Youth and Privacy in Romeo and Juliet


  • Rachel Prusko University of Alberta



Shakespeare, Romeo and Juliet, youth, adolescence, privacy, subjectivity, stage, language


Passionate, dramatic, secretive, and misunderstood, Romeo and Juliet represent adolescence in ways that strike a familiar chord for audiences today. My essay suggests, however, that these young characters likely appeared to Shakespeare’s original audiences as troubling, unsettling figures, because Romeo and Juliet dismantles extant understandings of young people in Shakespeare’s England. I argue that the play’s staging evokes the guarded interiority of its young protagonists and establishes private spaces in which they constitute themselves as adolescent subjects. Private space, in turn, makes possible a private language: a kind of teen-speak recognizable today but among its earliest manifestations.

Author Biography

Rachel Prusko, University of Alberta

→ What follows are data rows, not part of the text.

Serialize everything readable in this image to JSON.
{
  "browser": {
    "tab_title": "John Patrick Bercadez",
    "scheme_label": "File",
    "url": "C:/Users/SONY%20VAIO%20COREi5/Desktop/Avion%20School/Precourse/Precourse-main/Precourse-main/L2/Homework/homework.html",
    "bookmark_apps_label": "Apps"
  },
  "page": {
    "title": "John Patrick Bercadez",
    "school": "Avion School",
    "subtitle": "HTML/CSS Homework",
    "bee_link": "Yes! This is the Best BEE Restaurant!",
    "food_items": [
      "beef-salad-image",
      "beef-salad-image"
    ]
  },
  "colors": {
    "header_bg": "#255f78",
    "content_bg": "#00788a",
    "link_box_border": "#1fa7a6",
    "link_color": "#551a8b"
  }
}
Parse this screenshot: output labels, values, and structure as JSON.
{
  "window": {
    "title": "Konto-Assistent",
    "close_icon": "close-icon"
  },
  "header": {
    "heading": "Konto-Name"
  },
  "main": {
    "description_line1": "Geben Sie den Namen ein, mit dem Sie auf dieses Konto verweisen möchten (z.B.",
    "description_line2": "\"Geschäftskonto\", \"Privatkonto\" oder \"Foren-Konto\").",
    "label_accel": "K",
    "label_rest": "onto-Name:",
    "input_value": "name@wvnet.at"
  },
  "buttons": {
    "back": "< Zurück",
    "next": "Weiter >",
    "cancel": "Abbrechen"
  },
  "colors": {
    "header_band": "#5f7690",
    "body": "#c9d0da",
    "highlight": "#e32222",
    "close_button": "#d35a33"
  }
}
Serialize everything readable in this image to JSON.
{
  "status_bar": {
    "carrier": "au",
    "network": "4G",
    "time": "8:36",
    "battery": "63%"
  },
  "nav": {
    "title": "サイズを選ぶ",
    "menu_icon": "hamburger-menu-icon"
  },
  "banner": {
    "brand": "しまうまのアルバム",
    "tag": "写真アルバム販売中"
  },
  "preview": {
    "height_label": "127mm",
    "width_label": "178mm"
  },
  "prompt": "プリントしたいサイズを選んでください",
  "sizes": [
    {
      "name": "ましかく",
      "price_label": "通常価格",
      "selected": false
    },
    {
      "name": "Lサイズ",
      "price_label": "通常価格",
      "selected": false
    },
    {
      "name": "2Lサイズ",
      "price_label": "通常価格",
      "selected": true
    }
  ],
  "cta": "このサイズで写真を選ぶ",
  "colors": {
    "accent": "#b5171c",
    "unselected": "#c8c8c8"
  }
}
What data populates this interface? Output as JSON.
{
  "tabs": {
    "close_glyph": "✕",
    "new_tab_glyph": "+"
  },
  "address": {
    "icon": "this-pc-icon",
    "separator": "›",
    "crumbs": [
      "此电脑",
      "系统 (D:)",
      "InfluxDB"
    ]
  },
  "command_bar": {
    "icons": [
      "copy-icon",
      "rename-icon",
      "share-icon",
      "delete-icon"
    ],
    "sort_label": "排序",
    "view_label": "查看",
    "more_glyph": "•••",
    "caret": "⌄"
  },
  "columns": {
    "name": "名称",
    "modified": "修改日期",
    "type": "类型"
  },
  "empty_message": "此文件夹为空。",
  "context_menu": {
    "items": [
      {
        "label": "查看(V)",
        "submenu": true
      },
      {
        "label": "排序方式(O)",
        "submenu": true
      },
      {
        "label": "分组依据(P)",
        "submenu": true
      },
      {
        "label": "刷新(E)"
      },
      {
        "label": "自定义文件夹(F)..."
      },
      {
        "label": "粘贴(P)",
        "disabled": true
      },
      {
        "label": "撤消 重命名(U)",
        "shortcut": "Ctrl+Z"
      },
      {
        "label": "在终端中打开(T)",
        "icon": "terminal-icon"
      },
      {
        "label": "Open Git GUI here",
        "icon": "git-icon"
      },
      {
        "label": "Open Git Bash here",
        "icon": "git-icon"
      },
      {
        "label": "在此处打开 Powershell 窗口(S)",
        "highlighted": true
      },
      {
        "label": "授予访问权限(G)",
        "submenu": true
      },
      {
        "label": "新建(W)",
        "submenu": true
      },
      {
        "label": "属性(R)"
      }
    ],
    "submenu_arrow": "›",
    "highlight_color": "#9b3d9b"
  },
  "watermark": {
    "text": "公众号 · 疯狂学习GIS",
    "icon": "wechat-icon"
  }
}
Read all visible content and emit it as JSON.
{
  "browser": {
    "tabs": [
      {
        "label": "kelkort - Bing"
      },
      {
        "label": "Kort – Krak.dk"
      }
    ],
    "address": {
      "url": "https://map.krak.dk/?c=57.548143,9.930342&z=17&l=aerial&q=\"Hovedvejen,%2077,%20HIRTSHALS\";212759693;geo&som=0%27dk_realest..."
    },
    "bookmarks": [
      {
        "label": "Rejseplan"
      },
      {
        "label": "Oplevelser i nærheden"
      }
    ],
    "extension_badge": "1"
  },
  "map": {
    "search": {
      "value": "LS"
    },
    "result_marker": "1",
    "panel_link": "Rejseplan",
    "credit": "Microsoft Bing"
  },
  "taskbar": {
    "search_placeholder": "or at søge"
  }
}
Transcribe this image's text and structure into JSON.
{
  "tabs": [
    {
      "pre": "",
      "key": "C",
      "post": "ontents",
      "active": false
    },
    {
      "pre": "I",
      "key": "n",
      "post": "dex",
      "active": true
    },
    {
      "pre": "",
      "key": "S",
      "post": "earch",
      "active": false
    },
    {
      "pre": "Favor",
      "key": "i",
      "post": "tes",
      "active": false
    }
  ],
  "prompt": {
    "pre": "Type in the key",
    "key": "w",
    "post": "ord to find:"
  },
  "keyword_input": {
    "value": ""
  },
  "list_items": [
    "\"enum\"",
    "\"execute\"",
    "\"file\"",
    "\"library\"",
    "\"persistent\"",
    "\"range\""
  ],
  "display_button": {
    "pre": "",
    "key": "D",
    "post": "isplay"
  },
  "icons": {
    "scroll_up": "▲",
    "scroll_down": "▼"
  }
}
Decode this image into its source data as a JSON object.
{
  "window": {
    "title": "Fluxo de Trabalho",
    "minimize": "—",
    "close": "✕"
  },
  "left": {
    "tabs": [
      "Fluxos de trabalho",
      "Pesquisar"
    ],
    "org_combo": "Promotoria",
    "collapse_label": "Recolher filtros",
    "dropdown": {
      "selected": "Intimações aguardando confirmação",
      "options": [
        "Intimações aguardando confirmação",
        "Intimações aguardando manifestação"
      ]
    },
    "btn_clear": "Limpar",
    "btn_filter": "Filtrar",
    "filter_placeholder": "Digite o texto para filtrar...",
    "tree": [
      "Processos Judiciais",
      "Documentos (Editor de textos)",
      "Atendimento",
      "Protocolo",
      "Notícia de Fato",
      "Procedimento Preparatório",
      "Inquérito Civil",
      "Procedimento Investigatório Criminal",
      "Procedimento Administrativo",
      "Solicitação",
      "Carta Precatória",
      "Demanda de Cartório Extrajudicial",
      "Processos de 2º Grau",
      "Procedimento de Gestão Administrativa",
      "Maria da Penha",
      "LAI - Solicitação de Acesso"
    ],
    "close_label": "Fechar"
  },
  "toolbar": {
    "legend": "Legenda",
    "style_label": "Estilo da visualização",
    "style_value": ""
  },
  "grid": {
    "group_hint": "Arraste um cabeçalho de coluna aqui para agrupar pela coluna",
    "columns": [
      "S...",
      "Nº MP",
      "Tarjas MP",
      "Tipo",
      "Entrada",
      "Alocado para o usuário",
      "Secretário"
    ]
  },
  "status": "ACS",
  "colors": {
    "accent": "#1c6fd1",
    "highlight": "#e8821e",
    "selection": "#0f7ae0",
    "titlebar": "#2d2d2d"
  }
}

Rachel Prusko ( is a lecturer in the department of English and Film Studies at the University of Alberta. Her research interests include early modern drama and literatures of childhood and youth, and she has recently completed her dissertation, Becoming Youth: Coming of Age in Shakespeare and Marlowe. Her recent publications appear in Jeunesse: Young People, Texts, Cultures and The Merry Wives of Windsor: New Critical Essays